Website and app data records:
+-------+

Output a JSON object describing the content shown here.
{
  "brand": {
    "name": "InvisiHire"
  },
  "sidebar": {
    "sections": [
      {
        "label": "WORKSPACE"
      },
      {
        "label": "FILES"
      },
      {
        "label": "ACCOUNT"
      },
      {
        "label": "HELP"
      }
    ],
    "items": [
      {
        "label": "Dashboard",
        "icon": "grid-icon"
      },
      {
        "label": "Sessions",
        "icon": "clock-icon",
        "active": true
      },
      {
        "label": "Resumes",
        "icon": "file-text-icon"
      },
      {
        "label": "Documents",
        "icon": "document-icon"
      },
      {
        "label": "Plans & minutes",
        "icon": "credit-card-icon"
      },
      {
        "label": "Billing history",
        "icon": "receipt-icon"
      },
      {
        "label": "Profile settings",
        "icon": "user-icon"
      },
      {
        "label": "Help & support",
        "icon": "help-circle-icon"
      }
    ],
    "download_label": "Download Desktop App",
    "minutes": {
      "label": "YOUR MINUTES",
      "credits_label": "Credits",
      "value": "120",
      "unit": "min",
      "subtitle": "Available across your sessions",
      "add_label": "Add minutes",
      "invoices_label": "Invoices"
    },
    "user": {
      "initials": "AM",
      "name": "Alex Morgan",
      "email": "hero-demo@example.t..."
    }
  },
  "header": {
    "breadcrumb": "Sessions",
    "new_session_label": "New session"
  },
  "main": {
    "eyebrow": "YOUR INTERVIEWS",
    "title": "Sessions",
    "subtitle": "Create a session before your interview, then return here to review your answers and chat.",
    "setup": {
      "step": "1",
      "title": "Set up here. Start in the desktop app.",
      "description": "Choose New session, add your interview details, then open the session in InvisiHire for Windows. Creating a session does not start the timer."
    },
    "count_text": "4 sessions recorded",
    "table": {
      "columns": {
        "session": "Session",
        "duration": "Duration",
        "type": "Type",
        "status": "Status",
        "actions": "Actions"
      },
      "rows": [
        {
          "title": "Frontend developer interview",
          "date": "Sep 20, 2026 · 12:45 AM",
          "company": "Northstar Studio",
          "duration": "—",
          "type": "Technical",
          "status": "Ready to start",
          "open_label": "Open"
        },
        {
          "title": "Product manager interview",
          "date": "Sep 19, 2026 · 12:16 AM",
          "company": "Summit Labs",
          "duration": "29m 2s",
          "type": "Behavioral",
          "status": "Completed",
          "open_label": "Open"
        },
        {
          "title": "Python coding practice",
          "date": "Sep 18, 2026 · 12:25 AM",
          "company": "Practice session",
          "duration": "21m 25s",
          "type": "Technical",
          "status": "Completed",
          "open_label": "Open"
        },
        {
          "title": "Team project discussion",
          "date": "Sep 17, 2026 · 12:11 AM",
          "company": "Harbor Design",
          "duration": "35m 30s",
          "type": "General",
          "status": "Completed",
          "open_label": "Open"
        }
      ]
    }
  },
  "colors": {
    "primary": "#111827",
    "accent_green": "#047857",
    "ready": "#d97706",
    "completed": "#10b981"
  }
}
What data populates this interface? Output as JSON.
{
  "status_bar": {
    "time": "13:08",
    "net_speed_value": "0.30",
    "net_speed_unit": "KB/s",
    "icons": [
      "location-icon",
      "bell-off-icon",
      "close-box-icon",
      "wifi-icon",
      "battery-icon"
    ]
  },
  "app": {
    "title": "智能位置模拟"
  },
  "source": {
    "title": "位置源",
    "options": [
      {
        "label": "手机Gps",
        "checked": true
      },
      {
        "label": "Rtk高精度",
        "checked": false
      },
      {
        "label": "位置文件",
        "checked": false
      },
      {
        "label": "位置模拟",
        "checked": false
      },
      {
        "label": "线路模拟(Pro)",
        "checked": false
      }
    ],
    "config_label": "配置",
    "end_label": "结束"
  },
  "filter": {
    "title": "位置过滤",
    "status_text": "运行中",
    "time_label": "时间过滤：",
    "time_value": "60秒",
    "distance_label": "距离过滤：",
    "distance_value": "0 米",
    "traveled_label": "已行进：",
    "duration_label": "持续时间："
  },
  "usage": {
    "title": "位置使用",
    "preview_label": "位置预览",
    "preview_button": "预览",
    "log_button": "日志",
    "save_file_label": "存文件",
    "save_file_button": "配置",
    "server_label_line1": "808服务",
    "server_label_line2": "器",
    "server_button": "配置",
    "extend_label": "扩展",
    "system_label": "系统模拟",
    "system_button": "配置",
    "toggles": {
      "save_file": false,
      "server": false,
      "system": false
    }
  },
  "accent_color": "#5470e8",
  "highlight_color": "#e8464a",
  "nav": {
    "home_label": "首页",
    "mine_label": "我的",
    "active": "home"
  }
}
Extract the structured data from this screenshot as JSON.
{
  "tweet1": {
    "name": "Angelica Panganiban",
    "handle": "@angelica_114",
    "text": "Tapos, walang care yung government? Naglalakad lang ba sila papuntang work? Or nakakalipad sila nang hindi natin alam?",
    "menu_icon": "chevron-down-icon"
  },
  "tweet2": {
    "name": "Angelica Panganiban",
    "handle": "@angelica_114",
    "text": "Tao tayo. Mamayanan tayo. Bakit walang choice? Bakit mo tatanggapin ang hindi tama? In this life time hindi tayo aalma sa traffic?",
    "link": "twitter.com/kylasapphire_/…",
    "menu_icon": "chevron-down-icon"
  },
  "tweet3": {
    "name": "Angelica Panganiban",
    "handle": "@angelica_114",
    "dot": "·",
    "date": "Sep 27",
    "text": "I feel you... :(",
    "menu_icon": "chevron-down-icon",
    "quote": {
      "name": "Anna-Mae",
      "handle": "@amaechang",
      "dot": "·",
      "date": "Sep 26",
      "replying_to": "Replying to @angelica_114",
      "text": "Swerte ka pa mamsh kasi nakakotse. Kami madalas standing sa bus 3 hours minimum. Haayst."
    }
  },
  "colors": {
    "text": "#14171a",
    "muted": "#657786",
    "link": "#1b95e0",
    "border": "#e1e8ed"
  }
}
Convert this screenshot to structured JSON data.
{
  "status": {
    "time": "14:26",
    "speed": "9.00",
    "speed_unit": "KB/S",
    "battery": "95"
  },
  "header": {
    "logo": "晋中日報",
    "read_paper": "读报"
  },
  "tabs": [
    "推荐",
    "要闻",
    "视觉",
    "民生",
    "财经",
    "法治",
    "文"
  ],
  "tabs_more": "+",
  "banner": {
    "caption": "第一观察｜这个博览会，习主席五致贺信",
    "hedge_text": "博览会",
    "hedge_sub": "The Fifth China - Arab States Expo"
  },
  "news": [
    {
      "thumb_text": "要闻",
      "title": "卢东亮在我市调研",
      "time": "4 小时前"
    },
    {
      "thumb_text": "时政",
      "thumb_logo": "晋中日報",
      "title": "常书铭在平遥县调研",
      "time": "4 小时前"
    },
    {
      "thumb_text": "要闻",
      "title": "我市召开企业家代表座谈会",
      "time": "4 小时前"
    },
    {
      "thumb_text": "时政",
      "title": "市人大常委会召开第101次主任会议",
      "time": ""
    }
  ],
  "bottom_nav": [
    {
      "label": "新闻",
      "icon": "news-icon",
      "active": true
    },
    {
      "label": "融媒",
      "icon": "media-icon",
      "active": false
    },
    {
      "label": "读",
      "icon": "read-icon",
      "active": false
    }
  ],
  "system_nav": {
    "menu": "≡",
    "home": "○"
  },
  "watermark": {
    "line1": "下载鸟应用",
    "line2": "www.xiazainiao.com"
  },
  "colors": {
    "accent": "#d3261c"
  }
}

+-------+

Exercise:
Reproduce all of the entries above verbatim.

Solution:
Output a JSON object describing the content shown here.
{
  "brand": {
    "name": "InvisiHire"
  },
  "sidebar": {
    "sections": [
      {
        "label": "WORKSPACE"
      },
      {
        "label": "FILES"
      },
      {
        "label": "ACCOUNT"
      },
      {
        "label": "HELP"
      }
    ],
    "items": [
      {
        "label": "Dashboard",
        "icon": "grid-icon"
      },
      {
        "label": "Sessions",
        "icon": "clock-icon",
        "active": true
      },
      {
        "label": "Resumes",
        "icon": "file-text-icon"
      },
      {
        "label": "Documents",
        "icon": "document-icon"
      },
      {
        "label": "Plans & minutes",
        "icon": "credit-card-icon"
      },
      {
        "label": "Billing history",
        "icon": "receipt-icon"
      },
      {
        "label": "Profile settings",
        "icon": "user-icon"
      },
      {
        "label": "Help & support",
        "icon": "help-circle-icon"
      }
    ],
    "download_label": "Download Desktop App",
    "minutes": {
      "label": "YOUR MINUTES",
      "credits_label": "Credits",
      "value": "120",
      "unit": "min",
      "subtitle": "Available across your sessions",
      "add_label": "Add minutes",
      "invoices_label": "Invoices"
    },
    "user": {
      "initials": "AM",
      "name": "Alex Morgan",
      "email": "hero-demo@example.t..."
    }
  },
  "header": {
    "breadcrumb": "Sessions",
    "new_session_label": "New session"
  },
  "main": {
    "eyebrow": "YOUR INTERVIEWS",
    "title": "Sessions",
    "subtitle": "Create a session before your interview, then return here to review your answers and chat.",
    "setup": {
      "step": "1",
      "title": "Set up here. Start in the desktop app.",
      "description": "Choose New session, add your interview details, then open the session in InvisiHire for Windows. Creating a session does not start the timer."
    },
    "count_text": "4 sessions recorded",
    "table": {
      "columns": {
        "session": "Session",
        "duration": "Duration",
        "type": "Type",
        "status": "Status",
        "actions": "Actions"
      },
      "rows": [
        {
          "title": "Frontend developer interview",
          "date": "Sep 20, 2026 · 12:45 AM",
          "company": "Northstar Studio",
          "duration": "—",
          "type": "Technical",
          "status": "Ready to start",
          "open_label": "Open"
        },
        {
          "title": "Product manager interview",
          "date": "Sep 19, 2026 · 12:16 AM",
          "company": "Summit Labs",
          "duration": "29m 2s",
          "type": "Behavioral",
          "status": "Completed",
          "open_label": "Open"
        },
        {
          "title": "Python coding practice",
          "date": "Sep 18, 2026 · 12:25 AM",
          "company": "Practice session",
          "duration": "21m 25s",
          "type": "Technical",
          "status": "Completed",
          "open_label": "Open"
        },
        {
          "title": "Team project discussion",
          "date": "Sep 17, 2026 · 12:11 AM",
          "company": "Harbor Design",
          "duration": "35m 30s",
          "type": "General",
          "status": "Completed",
          "open_label": "Open"
        }
      ]
    }
  },
  "colors": {
    "primary": "#111827",
    "accent_green": "#047857",
    "ready": "#d97706",
    "completed": "#10b981"
  }
}
What data populates this interface? Output as JSON.
{
  "status_bar": {
    "time": "13:08",
    "net_speed_value": "0.30",
    "net_speed_unit": "KB/s",
    "icons": [
      "location-icon",
      "bell-off-icon",
      "close-box-icon",
      "wifi-icon",
      "battery-icon"
    ]
  },
  "app": {
    "title": "智能位置模拟"
  },
  "source": {
    "title": "位置源",
    "options": [
      {
        "label": "手机Gps",
        "checked": true
      },
      {
        "label": "Rtk高精度",
        "checked": false
      },
      {
        "label": "位置文件",
        "checked": false
      },
      {
        "label": "位置模拟",
        "checked": false
      },
      {
        "label": "线路模拟(Pro)",
        "checked": false
      }
    ],
    "config_label": "配置",
    "end_label": "结束"
  },
  "filter": {
    "title": "位置过滤",
    "status_text": "运行中",
    "time_label": "时间过滤：",
    "time_value": "60秒",
    "distance_label": "距离过滤：",
    "distance_value": "0 米",
    "traveled_label": "已行进：",
    "duration_label": "持续时间："
  },
  "usage": {
    "title": "位置使用",
    "preview_label": "位置预览",
    "preview_button": "预览",
    "log_button": "日志",
    "save_file_label": "存文件",
    "save_file_button": "配置",
    "server_label_line1": "808服务",
    "server_label_line2": "器",
    "server_button": "配置",
    "extend_label": "扩展",
    "system_label": "系统模拟",
    "system_button": "配置",
    "toggles": {
      "save_file": false,
      "server": false,
      "system": false
    }
  },
  "accent_color": "#5470e8",
  "highlight_color": "#e8464a",
  "nav": {
    "home_label": "首页",
    "mine_label": "我的",
    "active": "home"
  }
}
Extract the structured data from this screenshot as JSON.
{
  "tweet1": {
    "name": "Angelica Panganiban",
    "handle": "@angelica_114",
    "text": "Tapos, walang care yung government? Naglalakad lang ba sila papuntang work? Or nakakalipad sila nang hindi natin alam?",
    "menu_icon": "chevron-down-icon"
  },
  "tweet2": {
    "name": "Angelica Panganiban",
    "handle": "@angelica_114",
    "text": "Tao tayo. Mamayanan tayo. Bakit walang choice? Bakit mo tatanggapin ang hindi tama? In this life time hindi tayo aalma sa traffic?",
    "link": "twitter.com/kylasapphire_/…",
    "menu_icon": "chevron-down-icon"
  },
  "tweet3": {
    "name": "Angelica Panganiban",
    "handle": "@angelica_114",
    "dot": "·",
    "date": "Sep 27",
    "text": "I feel you... :(",
    "menu_icon": "chevron-down-icon",
    "quote": {
      "name": "Anna-Mae",
      "handle": "@amaechang",
      "dot": "·",
      "date": "Sep 26",
      "replying_to": "Replying to @angelica_114",
      "text": "Swerte ka pa mamsh kasi nakakotse. Kami madalas standing sa bus 3 hours minimum. Haayst."
    }
  },
  "colors": {
    "text": "#14171a",
    "muted": "#657786",
    "link": "#1b95e0",
    "border": "#e1e8ed"
  }
}
Convert this screenshot to structured JSON data.
{
  "status": {
    "time": "14:26",
    "speed": "9.00",
    "speed_unit": "KB/S",
    "battery": "95"
  },
  "header": {
    "logo": "晋中日報",
    "read_paper": "读报"
  },
  "tabs": [
    "推荐",
    "要闻",
    "视觉",
    "民生",
    "财经",
    "法治",
    "文"
  ],
  "tabs_more": "+",
  "banner": {
    "caption": "第一观察｜这个博览会，习主席五致贺信",
    "hedge_text": "博览会",
    "hedge_sub": "The Fifth China - Arab States Expo"
  },
  "news": [
    {
      "thumb_text": "要闻",
      "title": "卢东亮在我市调研",
      "time": "4 小时前"
    },
    {
      "thumb_text": "时政",
      "thumb_logo": "晋中日報",
      "title": "常书铭在平遥县调研",
      "time": "4 小时前"
    },
    {
      "thumb_text": "要闻",
      "title": "我市召开企业家代表座谈会",
      "time": "4 小时前"
    },
    {
      "thumb_text": "时政",
      "title": "市人大常委会召开第101次主任会议",
      "time": ""
    }
  ],
  "bottom_nav": [
    {
      "label": "新闻",
      "icon": "news-icon",
      "active": true
    },
    {
      "label": "融媒",
      "icon": "media-icon",
      "active": false
    },
    {
      "label": "读",
      "icon": "read-icon",
      "active": false
    }
  ],
  "system_nav": {
    "menu": "≡",
    "home": "○"
  },
  "watermark": {
    "line1": "下载鸟应用",
    "line2": "www.xiazainiao.com"
  },
  "colors": {
    "accent": "#d3261c"
  }
}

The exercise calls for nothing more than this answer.